“Did you say you were calling about a vote?” she asked.
“No, the freeze,” he said as he leaned further over the desk, in a back room in the Jerusalem office of the Council of Jewish Communities of Judea and Samaria.
“What freeze?” asked the woman, who was still confused.
“It’s a Likud Party matter,” he finally said.
“Oh,” she said, “Aryeh will be home later.”
Friedlander was one of 10 teenagers who on Sunday evening tried to sway Likud Party members, including members of the Likud Central Committee, to sign a letter of support for the 10 Likud MKs and four Likud ministers, who have vocally opposed the 90-day settlement freeze
that Prime Minister Binyamin Netanyahu is seeking to impose in return for various US guarantees.
Instead of doing their homework or playing on the computer, they hoped to influence international diplomacy, one phone call at a time.
Elchanan Hayon, 17, of Modi’in, said he had missed the anti-freeze rally
held earlier in the day, in front of the Prime Minister’s Office,
because there was no space left on the buses.
So he was glad, he said, that he had a different opportunity to do something “that matters.”
As of Sunday night, 450 central committee members had agreed to sign the

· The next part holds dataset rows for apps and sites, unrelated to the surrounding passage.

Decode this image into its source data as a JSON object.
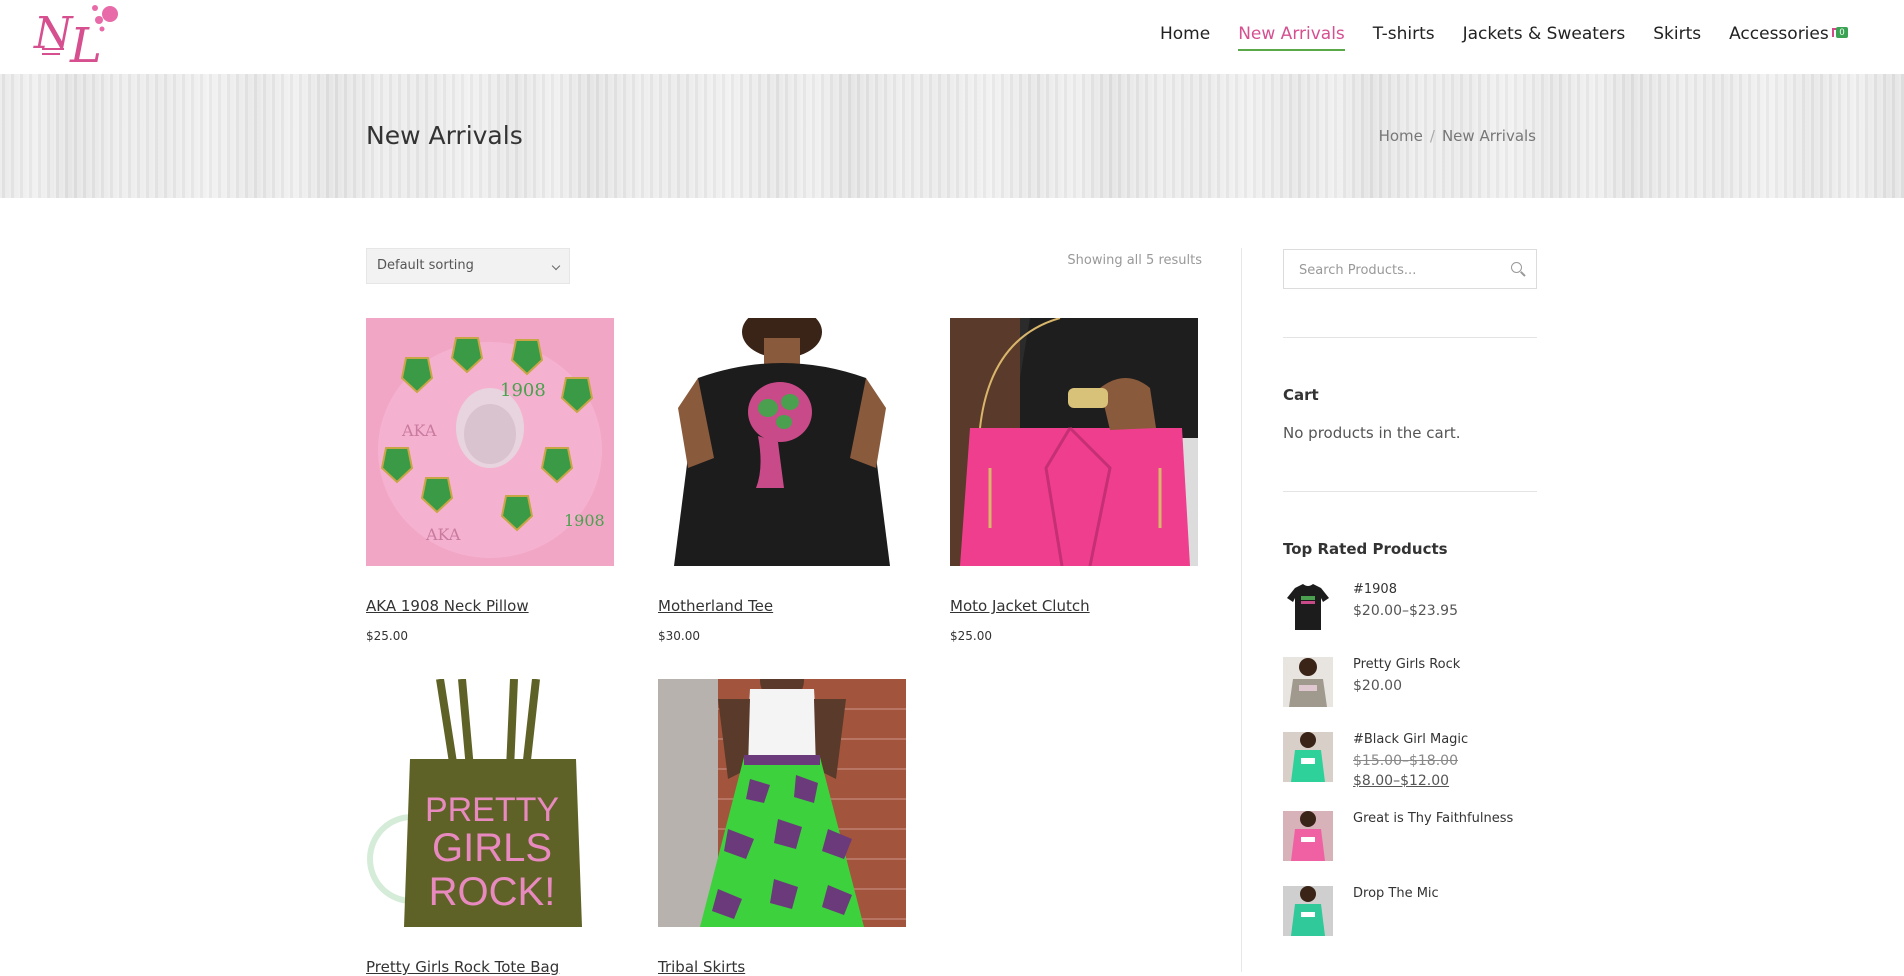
{
  "header": {
    "logo_alt": "NL",
    "nav": [
      "Home",
      "New Arrivals",
      "T-shirts",
      "Jackets & Sweaters",
      "Skirts",
      "Accessories"
    ],
    "active_nav": "New Arrivals",
    "cart_count": "0"
  },
  "title_bar": {
    "title": "New Arrivals",
    "breadcrumb": [
      "Home",
      "New Arrivals"
    ],
    "breadcrumb_sep": "/"
  },
  "shop": {
    "sorting": "Default sorting",
    "result_count": "Showing all 5 results",
    "products": [
      {
        "name": "AKA 1908 Neck Pillow",
        "price": "$25.00"
      },
      {
        "name": "Motherland Tee",
        "price": "$30.00"
      },
      {
        "name": "Moto Jacket Clutch",
        "price": "$25.00"
      },
      {
        "name": "Pretty Girls Rock Tote Bag",
        "price": ""
      },
      {
        "name": "Tribal Skirts",
        "price": ""
      }
    ],
    "product_image_text": {
      "pillow_year": "1908",
      "pillow_letters": "AKA",
      "tote_text": [
        "PRETTY",
        "GIRLS",
        "ROCK!"
      ]
    }
  },
  "sidebar": {
    "search_placeholder": "Search Products...",
    "cart_title": "Cart",
    "cart_empty": "No products in the cart.",
    "top_rated_title": "Top Rated Products",
    "top_rated": [
      {
        "name": "#1908",
        "price": "$20.00–$23.95"
      },
      {
        "name": "Pretty Girls Rock",
        "price": "$20.00"
      },
      {
        "name": "#Black Girl Magic",
        "price_old": "$15.00–$18.00",
        "price": "$8.00–$12.00"
      },
      {
        "name": "Great is Thy Faithfulness",
        "price": ""
      },
      {
        "name": "Drop The Mic",
        "price": ""
      }
    ]
  },
  "colors": {
    "accent_pink": "#d64f8f",
    "accent_green": "#59a84a"
  }
}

letter, according to Shevach Stern of the Likud National Form, which
initiated the document.
“We wanted the MKs to know to that we support them and we will stand behind them in the next elections,” Stern said. With each call, the teens checked names off printed lists of Likud Party members.

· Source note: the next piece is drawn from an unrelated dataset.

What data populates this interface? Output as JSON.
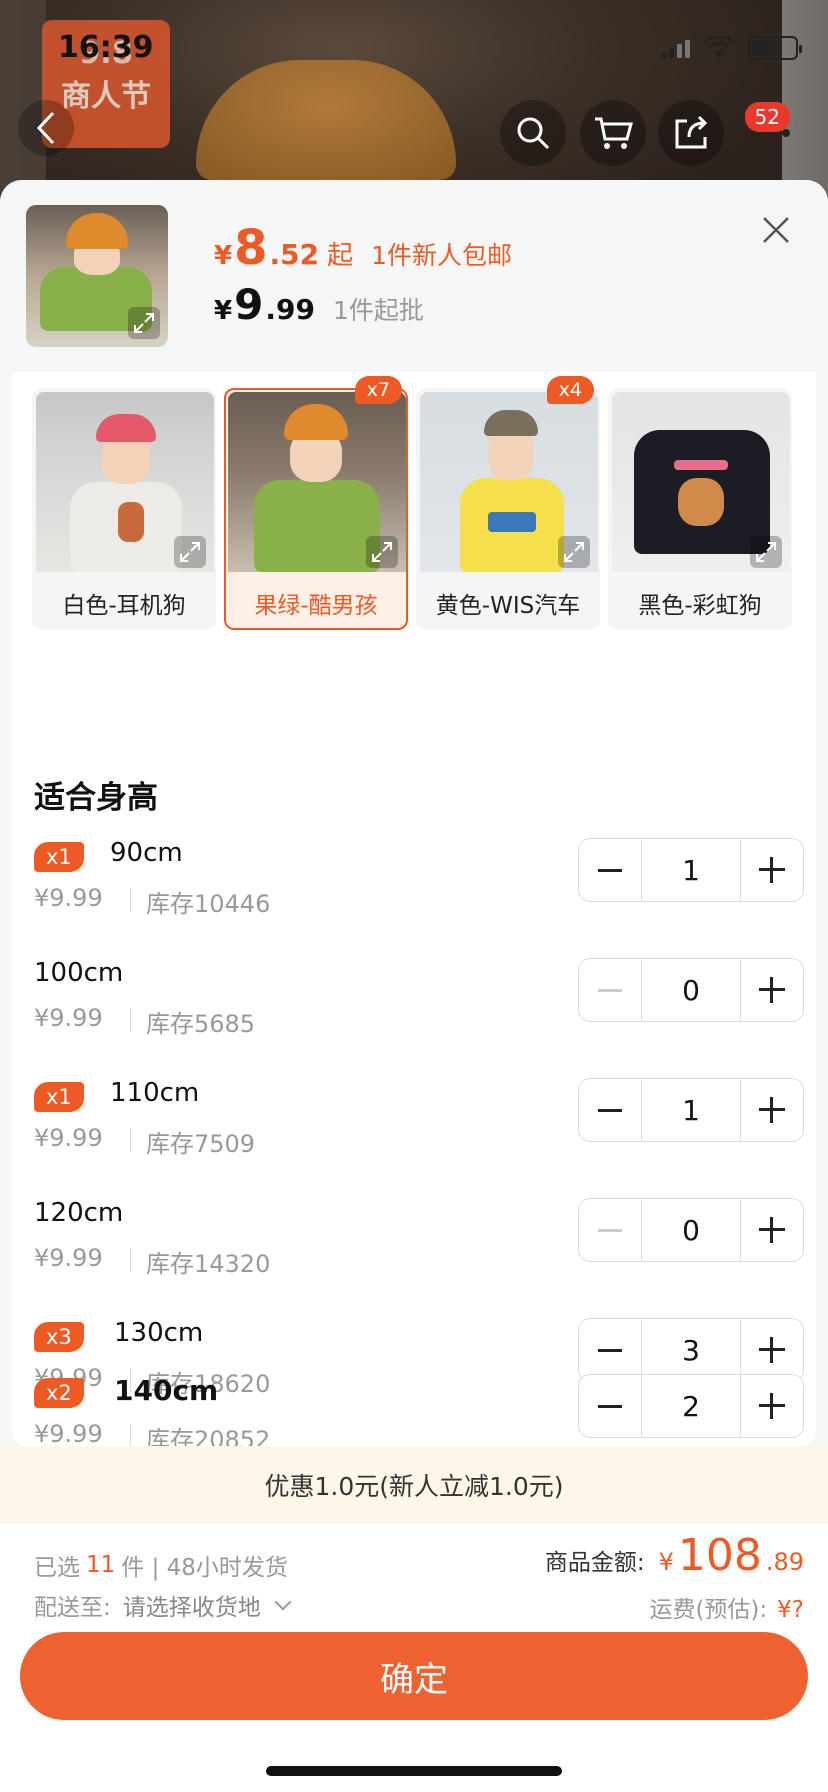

They made sure to return to numbers where no one had answered. In some
cases, they had called so many times that they started to recognize the
different ring tones.
“This is the Lady Gaga song I was telling you about,” said Racheli Bron, 16, of Beit Shemesh.
“Lady Gaga, Lady Gaga,” teased one of the teens, trying to break her concentration.
But Racheli kept a straight face until she hung up. Again, the party member was not available.
She was so good at looking serious, that with each call it was hard to tell if she had succeeded or failed.
“We wanted to ask if you can support the parliamentarians who have
endangered their standing by speaking out against the freeze,” she said
into the phone, after she dialed the next number on the list.
She listened for a few moments. Only after she hung up, did she announced, “One more against the freeze.”